In a letter written by Representative Katherine Clark, the Massachusetts representatives expressed “concern regarding the lack of transparency as it pertains to COVID-19 data in child care settings.”
“We recognize the challenging tightrope you and your administration must walk during these uncertain times and the imperative of protecting the privacy of personal information,” they wrote. “However, we believe that access to COVID-19 data from child care providers would help Massachusetts families make informed decisions regarding sending their children back to school in the coming weeks.”
The Massachusetts Department of Early Education and Care has denied the Globe’s request for detailed data on coronavirus cases at emergency child-care centers, citing privacy concerns. The department confirmed in June there were at least 64 cases reported by the emergency day-care centers, which remained open from March through June while all other centers and schools were closed due to the virus.
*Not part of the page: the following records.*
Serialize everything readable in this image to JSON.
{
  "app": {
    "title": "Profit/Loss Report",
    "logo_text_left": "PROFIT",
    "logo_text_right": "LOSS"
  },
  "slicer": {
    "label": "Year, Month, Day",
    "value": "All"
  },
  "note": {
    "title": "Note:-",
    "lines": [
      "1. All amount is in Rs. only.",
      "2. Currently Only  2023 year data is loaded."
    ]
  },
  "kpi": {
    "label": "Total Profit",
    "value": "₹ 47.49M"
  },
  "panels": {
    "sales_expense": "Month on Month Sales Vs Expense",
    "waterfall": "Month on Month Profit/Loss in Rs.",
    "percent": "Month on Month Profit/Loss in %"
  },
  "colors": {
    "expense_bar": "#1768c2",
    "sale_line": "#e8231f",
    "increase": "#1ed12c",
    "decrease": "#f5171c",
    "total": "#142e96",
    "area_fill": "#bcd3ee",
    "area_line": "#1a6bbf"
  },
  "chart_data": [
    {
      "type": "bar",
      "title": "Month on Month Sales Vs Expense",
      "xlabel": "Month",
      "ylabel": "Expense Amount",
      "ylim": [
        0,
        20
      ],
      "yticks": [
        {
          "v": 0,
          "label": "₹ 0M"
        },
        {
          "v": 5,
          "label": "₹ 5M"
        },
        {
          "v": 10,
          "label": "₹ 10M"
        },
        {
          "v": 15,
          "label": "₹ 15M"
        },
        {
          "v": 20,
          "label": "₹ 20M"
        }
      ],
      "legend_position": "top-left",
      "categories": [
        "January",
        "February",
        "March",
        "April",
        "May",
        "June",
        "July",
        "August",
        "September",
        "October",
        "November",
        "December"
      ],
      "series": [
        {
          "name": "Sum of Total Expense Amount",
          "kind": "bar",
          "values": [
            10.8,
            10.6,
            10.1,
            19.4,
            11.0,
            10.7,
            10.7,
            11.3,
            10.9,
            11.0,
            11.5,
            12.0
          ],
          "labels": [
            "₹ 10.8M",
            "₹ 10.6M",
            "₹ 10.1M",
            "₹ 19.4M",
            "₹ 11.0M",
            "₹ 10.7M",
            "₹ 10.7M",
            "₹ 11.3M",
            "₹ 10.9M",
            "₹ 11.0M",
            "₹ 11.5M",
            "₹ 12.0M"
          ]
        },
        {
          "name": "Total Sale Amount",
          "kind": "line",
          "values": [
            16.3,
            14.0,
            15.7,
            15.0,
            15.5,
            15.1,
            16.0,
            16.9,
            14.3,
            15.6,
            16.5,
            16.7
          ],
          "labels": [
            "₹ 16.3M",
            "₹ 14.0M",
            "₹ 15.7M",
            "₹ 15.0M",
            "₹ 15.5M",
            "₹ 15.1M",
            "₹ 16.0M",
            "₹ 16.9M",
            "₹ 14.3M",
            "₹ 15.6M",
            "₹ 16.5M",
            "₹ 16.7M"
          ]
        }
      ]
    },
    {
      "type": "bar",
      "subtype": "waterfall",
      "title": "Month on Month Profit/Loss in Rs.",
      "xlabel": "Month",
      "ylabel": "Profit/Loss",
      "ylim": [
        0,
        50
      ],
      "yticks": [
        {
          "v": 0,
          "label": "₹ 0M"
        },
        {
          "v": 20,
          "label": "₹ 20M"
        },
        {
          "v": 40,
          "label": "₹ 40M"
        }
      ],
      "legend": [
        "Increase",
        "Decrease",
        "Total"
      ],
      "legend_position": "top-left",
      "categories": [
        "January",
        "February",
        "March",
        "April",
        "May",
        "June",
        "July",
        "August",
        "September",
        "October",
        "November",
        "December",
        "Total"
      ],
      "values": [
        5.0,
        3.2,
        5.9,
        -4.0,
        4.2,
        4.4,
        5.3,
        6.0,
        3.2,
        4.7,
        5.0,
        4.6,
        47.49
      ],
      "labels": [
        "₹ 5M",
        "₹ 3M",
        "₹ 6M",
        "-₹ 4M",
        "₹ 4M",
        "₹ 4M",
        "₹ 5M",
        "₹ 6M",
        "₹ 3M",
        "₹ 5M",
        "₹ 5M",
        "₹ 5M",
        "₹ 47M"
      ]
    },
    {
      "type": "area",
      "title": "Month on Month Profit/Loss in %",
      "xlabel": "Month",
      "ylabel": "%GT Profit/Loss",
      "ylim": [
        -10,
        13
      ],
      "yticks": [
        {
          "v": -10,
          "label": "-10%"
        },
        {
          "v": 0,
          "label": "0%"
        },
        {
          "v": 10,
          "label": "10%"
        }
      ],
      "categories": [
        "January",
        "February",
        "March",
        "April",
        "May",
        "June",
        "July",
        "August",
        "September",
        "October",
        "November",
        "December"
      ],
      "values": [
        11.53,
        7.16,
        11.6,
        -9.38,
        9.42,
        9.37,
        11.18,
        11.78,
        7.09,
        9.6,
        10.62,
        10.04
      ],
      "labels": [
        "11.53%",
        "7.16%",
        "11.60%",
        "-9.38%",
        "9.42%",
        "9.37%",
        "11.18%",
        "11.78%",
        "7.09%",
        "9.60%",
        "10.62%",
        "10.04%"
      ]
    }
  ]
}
However, the department has refused to provide the distribution of the cases, making it impossible to tell whether there was spread at any individual center.
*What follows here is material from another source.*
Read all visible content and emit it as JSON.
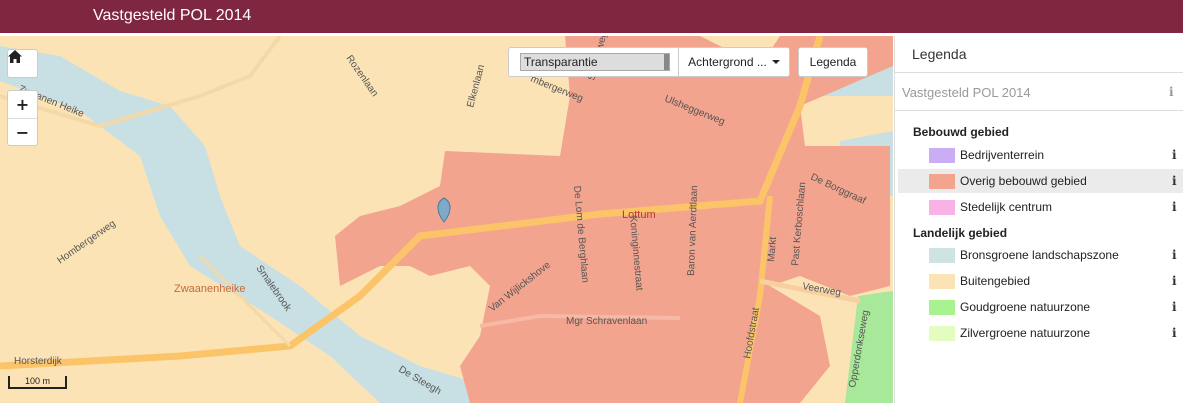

The Globe has been appealing the department’s decision to the state Supervisor of Records and has requested more recent data on cases at child-care centers that were allowed to reopen June 22.
Numerous child-care providers who are still worried about the risk of reopening their own centers or homes have also requested the data from the state and been ignored, they told the Globe.
“We believe this type of data is critical for families to make informed decisions and that it can be shared without revealing the identities of the patients or the impacted child care providers,” the members of Congress wrote.
“The Commonwealth is in a unique position to provide the country with a better understanding of how COVID is handled in a school-like setting because 550 emergency child care centers remained open and were carefully monitored in Massachusetts throughout the pandemic,” the letter states. “The experience of these facilities over the last few months could be an important benchmark for considering how best to open schools and other child care settings.”
With cases of coronavirus still being reported in the state, teachers, parents, and superintendents have been weighing the risks of reopening school buildings in September. Their plans are due on Friday. Baker has encouraged schools in communities with low rates of coronavirus to open.
Department of Early Education and Care spokeswoman Colleen Quinn said the department is reviewing the letter. “It continues to work with the Department of Public Health to implement the requirements included in the FY20 supplemental budget and to develop the tracking system for child care systems,” she added.